In a related development, the Auditor-General’s Office earlier this month informed the ministers of interior and defence in writing the agency had learned that local administrative organisations had misused their budgets by funding trips to Bangkok for “hidden” political motives. In the letter, the agency asked the two ministers to order state agencies under their supervision to help prevent the misuse of state funds.

Prime Minister Prayut Chan-o-cha said yesterday security officials would be instructed to ask people gathering in support of Yingluck whether they knew why they were attending the event and whether they had travelled on their own or were mobilised in large groups.

Hundreds of Yingluck’s supporters gathered at the Supreme Court building during the hearings by its Criminal Division for Political Office Holders in her trial for negligence in managing the rice-pledging scheme. Yingluck is accused of failing to end the scheme despite warnings about irregularities. 

Thousands of supporters are expected to show up when the court delivers its verdict on August 25.

There have been allegations that free transport is being provided for people to travel from the provinces to Bangkok.

Prayut said Yingluck’s supporters would be allowed but they must not violate the law, express contempt for the court, create chaos, violate other peoples’ rights or cause traffic congestion.

“I am not barring their movements. I know there are people who love [Yingluck]. If they want to go [to the court], then go, but don’t go because you are hired to do so,” he said. 

Yingluck also has the right to go wherever she wants and she can express her opinions on social media, he added.

The prime minister yesterday denied ordering the NBTC to have Peace TV pulled off the air, as observers viewed the suspension of the red-shirt channel as an attempt to choke support for Yingluck.

Prayut said if the suspension order against Peace TV had anything to do with the August 25 verdict reading, then “all the media” should have been ordered closed. 

He added that the channel had violated the NBTC’s regulations and that the suspension had nothing to do with politics. 

“Do I have to instruct them [the NBTC] on everything? They did their job. If they don’t, they would be deemed negligent of their duty,” he said.

In ordering the suspension of Peace TV’s broadcasts, the NBTC said two programmes it aired last month featured content “deemed intended to overthrow the constitutional monarchy system and affect national security, public order and good public morals”.

Deputy Prime Minister and Defence Minister Prawit Wongsuwan said yesterday that Peace TV’s suspension came after the station attacked the government.

He also said he had heard people would be brought from the provinces in large numbers to support Yingluck.

‘Bullying could increase turnout’

Meanwhile, Weng Tojirakarn, a red-shirt leader and key presenter on Peace TV, yesterday accused the ruling junta of being behind the suspension order. He said the station was always singled out when “politics reached a climax”.

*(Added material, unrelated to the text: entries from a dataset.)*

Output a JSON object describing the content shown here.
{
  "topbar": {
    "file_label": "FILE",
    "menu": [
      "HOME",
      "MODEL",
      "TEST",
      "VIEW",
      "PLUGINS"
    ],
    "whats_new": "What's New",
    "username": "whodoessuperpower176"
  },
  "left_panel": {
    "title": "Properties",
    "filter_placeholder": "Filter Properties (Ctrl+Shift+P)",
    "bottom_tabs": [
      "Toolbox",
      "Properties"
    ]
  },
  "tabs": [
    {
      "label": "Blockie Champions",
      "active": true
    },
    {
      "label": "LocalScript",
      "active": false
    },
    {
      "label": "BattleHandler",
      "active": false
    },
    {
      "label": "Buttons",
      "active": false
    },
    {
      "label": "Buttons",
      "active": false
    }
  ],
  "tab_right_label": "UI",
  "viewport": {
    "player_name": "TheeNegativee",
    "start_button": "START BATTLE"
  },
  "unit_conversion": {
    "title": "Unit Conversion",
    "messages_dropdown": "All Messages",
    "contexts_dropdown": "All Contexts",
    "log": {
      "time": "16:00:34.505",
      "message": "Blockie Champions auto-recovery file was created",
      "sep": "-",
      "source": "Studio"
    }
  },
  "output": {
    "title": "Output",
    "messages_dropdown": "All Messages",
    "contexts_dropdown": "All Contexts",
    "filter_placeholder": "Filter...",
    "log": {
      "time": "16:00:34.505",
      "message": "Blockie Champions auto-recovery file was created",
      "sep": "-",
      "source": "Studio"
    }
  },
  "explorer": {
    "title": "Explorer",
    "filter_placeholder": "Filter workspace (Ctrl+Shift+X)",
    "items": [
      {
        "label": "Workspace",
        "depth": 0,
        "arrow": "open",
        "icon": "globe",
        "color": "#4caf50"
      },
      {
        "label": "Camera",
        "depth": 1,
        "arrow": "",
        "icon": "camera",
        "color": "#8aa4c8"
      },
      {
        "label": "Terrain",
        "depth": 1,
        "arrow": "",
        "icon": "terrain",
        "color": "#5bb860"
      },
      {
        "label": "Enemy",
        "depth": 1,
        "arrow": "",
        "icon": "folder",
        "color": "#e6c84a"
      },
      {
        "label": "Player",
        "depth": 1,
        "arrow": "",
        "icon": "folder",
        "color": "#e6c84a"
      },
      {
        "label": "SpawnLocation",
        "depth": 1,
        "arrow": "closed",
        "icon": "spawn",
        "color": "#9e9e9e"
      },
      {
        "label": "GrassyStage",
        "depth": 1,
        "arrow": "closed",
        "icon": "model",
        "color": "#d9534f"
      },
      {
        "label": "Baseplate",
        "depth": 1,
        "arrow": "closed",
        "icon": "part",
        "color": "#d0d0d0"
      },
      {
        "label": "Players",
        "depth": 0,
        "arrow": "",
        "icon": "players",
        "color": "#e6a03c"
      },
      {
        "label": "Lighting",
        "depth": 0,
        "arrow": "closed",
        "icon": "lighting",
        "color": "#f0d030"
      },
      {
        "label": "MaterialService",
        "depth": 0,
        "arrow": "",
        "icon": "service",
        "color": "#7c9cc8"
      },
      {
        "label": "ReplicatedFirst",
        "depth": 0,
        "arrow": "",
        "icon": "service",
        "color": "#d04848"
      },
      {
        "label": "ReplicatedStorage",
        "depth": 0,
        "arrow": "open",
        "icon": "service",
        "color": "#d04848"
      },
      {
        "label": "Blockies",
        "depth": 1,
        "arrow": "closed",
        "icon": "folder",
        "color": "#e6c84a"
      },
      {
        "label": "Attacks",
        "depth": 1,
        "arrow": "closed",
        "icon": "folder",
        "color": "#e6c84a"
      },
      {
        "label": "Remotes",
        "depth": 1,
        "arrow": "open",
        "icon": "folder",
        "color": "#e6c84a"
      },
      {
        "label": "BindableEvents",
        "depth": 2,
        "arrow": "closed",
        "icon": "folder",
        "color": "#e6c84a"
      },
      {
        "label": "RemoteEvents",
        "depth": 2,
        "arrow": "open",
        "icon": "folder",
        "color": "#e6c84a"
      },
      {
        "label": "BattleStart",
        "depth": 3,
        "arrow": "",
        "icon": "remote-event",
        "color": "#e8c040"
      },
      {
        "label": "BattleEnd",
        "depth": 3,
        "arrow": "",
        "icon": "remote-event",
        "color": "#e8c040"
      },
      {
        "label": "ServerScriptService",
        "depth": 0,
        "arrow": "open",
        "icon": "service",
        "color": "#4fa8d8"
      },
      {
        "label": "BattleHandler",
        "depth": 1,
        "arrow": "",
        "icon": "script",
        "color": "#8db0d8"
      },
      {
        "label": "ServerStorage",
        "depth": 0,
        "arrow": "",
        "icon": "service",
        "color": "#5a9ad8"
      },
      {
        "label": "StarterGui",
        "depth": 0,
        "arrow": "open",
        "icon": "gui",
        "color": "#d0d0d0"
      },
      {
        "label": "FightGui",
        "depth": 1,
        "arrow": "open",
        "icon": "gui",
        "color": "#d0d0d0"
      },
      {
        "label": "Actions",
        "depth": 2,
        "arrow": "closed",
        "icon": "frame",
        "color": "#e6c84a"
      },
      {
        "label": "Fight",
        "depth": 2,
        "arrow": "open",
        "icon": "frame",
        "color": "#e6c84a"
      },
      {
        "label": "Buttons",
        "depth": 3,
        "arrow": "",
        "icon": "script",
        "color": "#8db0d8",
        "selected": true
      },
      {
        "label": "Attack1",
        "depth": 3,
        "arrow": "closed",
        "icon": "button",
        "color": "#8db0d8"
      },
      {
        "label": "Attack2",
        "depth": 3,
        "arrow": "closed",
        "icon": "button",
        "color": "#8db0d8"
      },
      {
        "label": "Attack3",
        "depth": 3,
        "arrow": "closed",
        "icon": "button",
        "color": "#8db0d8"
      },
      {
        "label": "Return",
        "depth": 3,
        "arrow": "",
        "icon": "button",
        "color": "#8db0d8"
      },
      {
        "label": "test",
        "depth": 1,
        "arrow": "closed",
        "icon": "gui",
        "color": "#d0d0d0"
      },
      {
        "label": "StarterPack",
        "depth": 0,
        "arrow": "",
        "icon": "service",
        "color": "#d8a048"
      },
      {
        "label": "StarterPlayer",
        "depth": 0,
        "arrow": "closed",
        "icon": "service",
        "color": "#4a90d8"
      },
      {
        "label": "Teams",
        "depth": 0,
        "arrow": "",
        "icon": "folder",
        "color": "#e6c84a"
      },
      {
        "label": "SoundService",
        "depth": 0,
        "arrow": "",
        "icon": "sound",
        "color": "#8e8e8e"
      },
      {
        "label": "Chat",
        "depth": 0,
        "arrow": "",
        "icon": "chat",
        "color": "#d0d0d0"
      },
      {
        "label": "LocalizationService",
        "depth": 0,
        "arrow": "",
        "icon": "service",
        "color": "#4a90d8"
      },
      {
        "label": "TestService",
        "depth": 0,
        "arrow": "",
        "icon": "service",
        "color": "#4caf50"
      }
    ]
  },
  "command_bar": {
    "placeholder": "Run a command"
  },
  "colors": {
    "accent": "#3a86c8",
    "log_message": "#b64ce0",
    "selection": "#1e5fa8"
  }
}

Weng, who is also a Pheu Thai Party politician, said he believed the move was prompted by the upcoming court verdict, which will dictate Yingluck’s fate and could potentially have a massive effect on politics.

“Last time we got banned for 30 days during the lead-up to the referendum on the constitutional draft. And we were reopened after the vote was completed,” the activist told The Nation.

He said such a move harmed not only freedom of expression but also the right of people to information. “If there’s anything wrong with the programmes, then they should take legal action instead of suspending broadcasts of the whole station,” he added.

The latest action against the red-shirt mouthpiece reflected the ruling regime’s deep fear and anxiety, Weng said, but he added that the his group had no intention of causing turbulence and they always respected the court as well as the rule of law. 

He said moves to suppress Yingluck’s supporters could backfire against people in power as more people might be tempted to show up given what they see as injustice perpetrated on their friends and favoured politicians.

“The powers-that-be should just let the people do as they like. During the court hearings, people showed up on their own and there were no problems at all,” Weng said. “If people see that their comrades are bullied, they may feel the urge to turn out in even greater numbers.”